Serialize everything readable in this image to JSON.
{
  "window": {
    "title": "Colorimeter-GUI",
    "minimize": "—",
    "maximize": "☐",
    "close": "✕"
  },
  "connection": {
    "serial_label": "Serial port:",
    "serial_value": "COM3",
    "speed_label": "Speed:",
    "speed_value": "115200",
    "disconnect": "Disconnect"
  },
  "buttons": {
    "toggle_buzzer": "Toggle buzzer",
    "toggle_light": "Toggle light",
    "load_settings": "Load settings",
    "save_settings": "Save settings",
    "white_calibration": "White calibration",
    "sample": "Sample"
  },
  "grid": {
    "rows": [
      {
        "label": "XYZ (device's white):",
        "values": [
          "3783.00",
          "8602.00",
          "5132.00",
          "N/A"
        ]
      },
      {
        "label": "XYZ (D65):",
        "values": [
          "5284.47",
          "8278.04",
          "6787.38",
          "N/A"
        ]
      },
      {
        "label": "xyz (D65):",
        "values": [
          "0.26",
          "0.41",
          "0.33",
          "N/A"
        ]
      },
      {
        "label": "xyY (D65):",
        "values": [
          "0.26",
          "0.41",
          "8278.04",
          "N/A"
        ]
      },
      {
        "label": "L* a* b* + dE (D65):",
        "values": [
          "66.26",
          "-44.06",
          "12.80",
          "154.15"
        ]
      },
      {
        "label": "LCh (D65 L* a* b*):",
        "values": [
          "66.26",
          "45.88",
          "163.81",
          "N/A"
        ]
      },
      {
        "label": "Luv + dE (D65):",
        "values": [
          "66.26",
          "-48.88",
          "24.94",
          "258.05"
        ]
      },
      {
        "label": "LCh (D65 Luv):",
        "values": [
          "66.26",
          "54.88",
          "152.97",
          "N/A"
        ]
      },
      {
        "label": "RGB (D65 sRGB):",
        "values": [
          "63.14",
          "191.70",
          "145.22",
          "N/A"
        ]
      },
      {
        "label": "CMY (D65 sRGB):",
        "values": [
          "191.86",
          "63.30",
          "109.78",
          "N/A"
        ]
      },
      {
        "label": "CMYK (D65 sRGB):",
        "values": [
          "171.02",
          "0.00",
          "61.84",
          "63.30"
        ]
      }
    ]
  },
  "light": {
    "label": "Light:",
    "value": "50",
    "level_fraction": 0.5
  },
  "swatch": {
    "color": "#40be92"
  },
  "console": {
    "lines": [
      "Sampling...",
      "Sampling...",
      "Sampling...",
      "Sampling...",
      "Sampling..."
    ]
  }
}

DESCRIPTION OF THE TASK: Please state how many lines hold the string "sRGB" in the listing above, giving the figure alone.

RESPONSE TO THIS TASK: 3